Being on a thought provoking roll, he also has an excellent post on the debate between free will and scientific determinism that is definitely worth a read. Lets hope he keeps it up.

Wednesday, August 11, 2010

The conflict minerals debate

After having my fair share of attacks (and here) on Enough and John Prendergrast, I felt that I shouldn't make any comments or (even) acknowledgements towards the ongoing debate surrounding the conflict minerals legislation. So I'm just going to link to Wronging Rights succinct summary and show some love to their excellent argument:

"Campaigns centered around telling the public that their yuppie-consumer-goods are full of rape and murder are, fundamentally, aboutdisengagement, not engagement. This kind of advocacy tells consumers that the problem is their connection to the conflict via the minerals in their phones and iPods, and that the solution is to break that connection.

That's not a recipe for ongoing engagement, it's an invitation to withdraw further from an already-remote problem."
Also, respect to Texasinafrica.

Recovering Pounds from Ghosts

GoSS recovers 6 million Pounds paid to ghost employees as they introduce the new electronic payroll system. Now, all government employees will be expected to open a bank account, which will be used for the payment of their wages rather than to simply hand them the cash. The Citizen printed newspaper, reported that whilst going through the various 'ghost employees', they found a 13 year old boy being paid a Captain's wages.

Tuesday, August 10, 2010

A letter to GoSS

Dear Government of South Sudan,

Allow me to start off by saying that I am a big fan. Working alongside your many, many.....many commissions,ministries and bureaus for peace and security has brought great pleasure to my life. However, I am writing to you today to discuss a more serious matter. I would like to make a request for you to cease all lighting upgrades and modifications to your many, many....many Landcruisers. Firstly, as pimping as having neon lights on the skirting of your cars might be, it may come across as unprofessional and decadent to your citizens. More importantly though, please resist from adding those blindingly bright white-light head lights to your cars. Just because it helps you see other people and cars better, does not mean that they can see you. I would suggest following Malakal's example and putting in some street lights. Finally, I realise that most of your employees are always in a hurry, as the referendum is approaching so closely and theres still so much to be done. I also realise that when flashing the car in front of you with your flood lights, as annoying as it is, is a universal signal for "get out of the way". However, attaching strobe lights to your head lights is just F***ING RIDICULOUS!! Therefore, I implore you, to remove said strobe lights from all government vehicles and prevent the disastrous and dramatic increase in government induced road accidents.
Thank you and good luck with the coming referendum.

Tuesday, August 3, 2010

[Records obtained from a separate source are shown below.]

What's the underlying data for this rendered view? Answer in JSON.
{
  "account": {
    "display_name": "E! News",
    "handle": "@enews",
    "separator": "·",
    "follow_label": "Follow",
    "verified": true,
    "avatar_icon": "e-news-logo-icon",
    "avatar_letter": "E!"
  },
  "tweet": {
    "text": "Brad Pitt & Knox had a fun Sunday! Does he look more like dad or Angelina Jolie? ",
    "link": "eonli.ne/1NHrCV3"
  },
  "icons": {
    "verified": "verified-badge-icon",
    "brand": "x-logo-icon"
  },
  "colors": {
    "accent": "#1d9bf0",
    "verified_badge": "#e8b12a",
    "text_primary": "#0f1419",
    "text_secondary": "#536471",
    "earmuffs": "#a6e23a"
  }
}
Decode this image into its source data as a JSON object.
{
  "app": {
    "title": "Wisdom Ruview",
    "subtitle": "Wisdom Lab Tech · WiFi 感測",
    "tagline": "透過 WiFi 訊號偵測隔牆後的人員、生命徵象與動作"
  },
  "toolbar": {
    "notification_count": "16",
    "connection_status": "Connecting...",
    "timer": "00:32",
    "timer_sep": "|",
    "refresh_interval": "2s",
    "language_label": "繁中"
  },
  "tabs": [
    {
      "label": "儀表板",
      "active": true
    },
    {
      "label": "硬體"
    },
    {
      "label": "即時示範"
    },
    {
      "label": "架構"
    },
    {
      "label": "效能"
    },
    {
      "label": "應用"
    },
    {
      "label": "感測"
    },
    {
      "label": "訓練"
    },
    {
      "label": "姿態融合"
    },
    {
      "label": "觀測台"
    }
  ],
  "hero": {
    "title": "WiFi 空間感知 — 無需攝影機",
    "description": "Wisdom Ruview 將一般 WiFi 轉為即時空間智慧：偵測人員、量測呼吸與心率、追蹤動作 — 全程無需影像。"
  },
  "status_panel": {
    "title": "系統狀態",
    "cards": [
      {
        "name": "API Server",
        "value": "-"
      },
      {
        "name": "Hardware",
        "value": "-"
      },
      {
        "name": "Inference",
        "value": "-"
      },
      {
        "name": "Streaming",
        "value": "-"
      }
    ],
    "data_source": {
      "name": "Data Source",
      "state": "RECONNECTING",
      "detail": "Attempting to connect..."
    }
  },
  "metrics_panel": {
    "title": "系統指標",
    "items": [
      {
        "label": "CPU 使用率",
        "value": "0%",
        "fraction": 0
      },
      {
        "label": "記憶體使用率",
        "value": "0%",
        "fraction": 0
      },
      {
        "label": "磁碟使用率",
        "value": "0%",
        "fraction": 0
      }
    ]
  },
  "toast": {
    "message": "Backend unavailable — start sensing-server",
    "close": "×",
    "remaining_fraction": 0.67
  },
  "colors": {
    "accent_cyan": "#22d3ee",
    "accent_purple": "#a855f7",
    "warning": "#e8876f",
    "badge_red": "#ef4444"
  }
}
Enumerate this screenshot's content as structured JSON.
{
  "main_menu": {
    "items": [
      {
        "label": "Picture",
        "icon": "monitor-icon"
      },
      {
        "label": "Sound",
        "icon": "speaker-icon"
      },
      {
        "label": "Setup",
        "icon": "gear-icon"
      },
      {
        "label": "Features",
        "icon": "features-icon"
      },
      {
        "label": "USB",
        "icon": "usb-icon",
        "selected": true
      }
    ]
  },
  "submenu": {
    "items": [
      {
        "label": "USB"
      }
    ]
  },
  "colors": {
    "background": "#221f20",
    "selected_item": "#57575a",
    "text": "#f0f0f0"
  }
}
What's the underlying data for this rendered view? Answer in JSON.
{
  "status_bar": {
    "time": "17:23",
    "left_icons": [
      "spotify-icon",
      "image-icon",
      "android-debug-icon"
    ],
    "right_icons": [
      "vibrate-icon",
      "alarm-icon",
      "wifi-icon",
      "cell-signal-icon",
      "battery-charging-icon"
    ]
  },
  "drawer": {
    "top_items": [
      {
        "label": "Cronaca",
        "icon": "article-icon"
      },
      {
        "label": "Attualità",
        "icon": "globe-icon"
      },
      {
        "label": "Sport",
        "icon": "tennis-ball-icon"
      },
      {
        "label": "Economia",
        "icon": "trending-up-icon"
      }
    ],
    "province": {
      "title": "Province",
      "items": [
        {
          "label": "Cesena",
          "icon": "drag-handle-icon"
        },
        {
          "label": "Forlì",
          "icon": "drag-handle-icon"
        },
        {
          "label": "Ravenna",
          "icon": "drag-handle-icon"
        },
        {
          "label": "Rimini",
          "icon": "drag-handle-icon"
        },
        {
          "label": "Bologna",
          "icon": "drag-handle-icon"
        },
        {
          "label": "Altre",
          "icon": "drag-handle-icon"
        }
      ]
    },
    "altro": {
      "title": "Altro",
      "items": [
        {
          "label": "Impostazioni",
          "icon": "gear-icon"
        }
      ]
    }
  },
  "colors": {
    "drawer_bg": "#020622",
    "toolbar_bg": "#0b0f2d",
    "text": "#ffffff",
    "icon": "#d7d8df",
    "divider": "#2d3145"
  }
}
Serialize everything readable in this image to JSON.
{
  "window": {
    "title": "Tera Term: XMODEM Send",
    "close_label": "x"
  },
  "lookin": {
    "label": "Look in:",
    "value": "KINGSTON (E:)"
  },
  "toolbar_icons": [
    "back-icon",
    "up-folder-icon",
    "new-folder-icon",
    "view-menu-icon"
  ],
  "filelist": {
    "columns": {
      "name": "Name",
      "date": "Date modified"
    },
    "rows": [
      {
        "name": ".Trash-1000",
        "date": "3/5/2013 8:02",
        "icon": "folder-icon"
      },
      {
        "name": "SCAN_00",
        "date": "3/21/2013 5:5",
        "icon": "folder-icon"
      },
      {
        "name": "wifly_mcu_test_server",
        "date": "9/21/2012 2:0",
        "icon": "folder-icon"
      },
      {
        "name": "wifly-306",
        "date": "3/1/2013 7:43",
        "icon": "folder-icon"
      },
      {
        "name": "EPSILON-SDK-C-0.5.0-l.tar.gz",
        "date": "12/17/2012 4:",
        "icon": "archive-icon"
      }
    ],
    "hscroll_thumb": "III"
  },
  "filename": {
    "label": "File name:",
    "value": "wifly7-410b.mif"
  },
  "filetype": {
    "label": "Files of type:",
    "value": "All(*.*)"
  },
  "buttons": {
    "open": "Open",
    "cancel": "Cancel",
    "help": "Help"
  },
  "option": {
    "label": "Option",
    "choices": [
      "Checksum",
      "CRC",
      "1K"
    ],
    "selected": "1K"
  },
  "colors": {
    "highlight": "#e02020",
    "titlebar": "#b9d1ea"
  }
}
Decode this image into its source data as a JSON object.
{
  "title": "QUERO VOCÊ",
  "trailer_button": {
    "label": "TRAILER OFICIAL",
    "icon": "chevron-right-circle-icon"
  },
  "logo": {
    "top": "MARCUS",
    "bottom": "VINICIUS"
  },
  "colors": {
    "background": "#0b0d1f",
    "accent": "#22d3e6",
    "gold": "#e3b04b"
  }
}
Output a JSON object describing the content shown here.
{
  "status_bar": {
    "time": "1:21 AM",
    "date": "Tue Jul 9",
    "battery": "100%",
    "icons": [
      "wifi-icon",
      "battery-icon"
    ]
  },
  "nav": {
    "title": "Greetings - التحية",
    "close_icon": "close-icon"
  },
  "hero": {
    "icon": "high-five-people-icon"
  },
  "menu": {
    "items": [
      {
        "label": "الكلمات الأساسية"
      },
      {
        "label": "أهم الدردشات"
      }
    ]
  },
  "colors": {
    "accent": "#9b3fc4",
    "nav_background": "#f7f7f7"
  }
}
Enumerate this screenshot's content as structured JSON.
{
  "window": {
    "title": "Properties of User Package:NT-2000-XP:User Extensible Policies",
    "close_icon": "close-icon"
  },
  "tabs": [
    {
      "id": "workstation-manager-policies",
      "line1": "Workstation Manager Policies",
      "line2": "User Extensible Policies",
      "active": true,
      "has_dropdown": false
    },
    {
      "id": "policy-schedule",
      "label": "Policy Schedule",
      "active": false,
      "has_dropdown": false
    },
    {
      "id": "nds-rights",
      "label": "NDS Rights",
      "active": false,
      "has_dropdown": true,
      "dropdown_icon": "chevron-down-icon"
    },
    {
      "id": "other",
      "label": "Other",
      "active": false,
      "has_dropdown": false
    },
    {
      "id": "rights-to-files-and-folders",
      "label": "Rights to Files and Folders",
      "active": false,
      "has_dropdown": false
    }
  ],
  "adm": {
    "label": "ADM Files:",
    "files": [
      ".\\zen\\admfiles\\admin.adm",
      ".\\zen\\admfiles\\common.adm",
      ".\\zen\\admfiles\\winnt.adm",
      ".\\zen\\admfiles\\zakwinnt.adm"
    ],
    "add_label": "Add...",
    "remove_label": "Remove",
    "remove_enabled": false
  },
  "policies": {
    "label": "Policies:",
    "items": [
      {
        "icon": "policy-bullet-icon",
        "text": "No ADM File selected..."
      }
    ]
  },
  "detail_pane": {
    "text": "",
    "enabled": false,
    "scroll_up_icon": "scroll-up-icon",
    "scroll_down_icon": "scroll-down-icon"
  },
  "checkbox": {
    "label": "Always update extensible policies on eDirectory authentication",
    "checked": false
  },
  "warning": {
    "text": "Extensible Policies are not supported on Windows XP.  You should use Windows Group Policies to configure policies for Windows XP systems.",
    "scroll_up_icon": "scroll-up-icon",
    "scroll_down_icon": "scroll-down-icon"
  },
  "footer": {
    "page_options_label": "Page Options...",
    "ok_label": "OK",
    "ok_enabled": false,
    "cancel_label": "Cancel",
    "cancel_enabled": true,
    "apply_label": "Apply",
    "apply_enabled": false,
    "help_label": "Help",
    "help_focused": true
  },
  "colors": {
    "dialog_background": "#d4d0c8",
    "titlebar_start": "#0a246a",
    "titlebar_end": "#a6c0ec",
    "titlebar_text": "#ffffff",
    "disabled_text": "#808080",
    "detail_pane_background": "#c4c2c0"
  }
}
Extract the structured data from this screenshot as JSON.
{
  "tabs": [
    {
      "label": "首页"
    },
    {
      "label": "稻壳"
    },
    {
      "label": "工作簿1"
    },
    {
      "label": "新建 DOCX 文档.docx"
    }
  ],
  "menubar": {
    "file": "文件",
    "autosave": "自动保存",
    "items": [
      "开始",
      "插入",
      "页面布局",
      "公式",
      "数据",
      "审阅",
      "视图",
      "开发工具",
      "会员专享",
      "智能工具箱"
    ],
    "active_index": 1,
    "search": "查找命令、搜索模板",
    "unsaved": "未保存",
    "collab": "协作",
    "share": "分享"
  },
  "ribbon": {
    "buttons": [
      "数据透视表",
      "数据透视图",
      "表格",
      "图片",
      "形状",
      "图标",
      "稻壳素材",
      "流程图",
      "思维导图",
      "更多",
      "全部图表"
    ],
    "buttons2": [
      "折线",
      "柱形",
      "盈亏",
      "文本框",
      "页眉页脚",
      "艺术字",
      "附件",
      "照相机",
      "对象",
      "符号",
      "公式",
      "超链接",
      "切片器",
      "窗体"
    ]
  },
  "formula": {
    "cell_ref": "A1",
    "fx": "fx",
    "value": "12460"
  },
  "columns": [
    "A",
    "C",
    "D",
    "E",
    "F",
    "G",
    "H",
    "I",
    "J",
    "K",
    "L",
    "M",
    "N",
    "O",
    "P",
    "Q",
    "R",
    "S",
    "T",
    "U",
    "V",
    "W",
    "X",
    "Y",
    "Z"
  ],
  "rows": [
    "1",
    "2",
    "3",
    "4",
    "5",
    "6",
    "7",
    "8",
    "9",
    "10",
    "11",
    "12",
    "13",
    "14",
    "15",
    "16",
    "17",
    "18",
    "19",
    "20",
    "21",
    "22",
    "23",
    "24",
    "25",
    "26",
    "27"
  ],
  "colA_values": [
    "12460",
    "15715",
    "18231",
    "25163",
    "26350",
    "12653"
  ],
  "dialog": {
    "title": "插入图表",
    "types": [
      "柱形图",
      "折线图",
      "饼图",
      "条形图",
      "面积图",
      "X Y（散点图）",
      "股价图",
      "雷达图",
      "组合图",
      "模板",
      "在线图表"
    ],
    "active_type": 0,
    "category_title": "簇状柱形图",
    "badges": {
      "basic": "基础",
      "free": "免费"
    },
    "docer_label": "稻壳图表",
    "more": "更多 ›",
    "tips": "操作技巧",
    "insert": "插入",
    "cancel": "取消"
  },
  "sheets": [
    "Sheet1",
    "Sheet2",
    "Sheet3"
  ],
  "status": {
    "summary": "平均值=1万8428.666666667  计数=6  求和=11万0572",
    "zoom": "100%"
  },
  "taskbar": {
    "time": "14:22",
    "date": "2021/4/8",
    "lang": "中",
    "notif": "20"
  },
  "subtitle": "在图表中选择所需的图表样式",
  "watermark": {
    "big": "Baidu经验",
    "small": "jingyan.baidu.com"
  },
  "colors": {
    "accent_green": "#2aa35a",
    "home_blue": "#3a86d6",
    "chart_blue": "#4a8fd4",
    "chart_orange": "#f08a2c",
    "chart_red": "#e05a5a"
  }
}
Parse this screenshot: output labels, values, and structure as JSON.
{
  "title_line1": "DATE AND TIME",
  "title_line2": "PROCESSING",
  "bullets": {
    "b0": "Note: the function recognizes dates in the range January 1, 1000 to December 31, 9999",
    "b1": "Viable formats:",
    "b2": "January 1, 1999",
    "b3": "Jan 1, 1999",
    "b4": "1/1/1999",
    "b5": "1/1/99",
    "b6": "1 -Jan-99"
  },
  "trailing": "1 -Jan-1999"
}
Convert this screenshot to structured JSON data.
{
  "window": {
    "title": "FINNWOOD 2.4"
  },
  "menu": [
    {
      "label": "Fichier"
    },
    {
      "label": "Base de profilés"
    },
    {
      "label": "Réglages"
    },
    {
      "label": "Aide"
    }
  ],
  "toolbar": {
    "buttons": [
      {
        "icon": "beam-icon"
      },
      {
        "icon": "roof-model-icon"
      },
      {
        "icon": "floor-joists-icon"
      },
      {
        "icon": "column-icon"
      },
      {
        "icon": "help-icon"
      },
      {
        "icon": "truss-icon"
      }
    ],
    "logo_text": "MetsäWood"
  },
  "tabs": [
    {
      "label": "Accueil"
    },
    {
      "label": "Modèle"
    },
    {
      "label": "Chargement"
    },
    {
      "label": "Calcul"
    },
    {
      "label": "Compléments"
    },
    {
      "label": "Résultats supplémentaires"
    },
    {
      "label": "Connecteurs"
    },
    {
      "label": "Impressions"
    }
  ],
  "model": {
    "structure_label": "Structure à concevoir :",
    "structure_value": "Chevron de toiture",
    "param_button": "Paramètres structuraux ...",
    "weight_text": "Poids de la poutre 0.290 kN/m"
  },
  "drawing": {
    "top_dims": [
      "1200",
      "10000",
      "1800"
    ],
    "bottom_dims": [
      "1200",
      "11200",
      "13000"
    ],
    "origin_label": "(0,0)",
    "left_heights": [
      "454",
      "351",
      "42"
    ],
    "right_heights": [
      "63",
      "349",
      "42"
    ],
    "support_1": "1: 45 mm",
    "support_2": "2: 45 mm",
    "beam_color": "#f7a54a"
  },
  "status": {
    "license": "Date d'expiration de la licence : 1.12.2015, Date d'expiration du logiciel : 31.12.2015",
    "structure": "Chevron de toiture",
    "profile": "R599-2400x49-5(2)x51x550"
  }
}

Development as.........Party!!!

Juba's very first monthly event. Imported DJ from Uganda playing those awsome tracks that your neighbour likes to play to prevent you from getting any sleep on week nights. Seriously though, if an event's poster has my face on it, you know its going to be good (inside joke - sorry).
Anyways, you'll find me in the VIP section looking pimp.....please don't make eye contact with me......I'm better than you.

Monday, August 2, 2010

The future of Homosexuals in South Sudan

"It is not in our character [...] it is not there and if anybody wants to import it to Sudan [...] it will always be condemned by everybody."

That was Salva Kiir on a radio interview with 'Radio Netherlands Worldwide'. The page doesn't provide the full transcript of the interview, which only leaves me to wonder as to how the interview reached the topic of homosexuality. Maybe they were discussing their favourite youtube video and 'Eat da poo poo' was mentioned.
So much for a country being born out of the promise of an end to the persecution and discrimination of minorities.

Good thing Roving Bandit got out before they started lynching him.

P.s. Sorry, Ive just come back from the field and am very disorientated. I will try to post some slightly more intelligent and mature (not that type of mature) content soon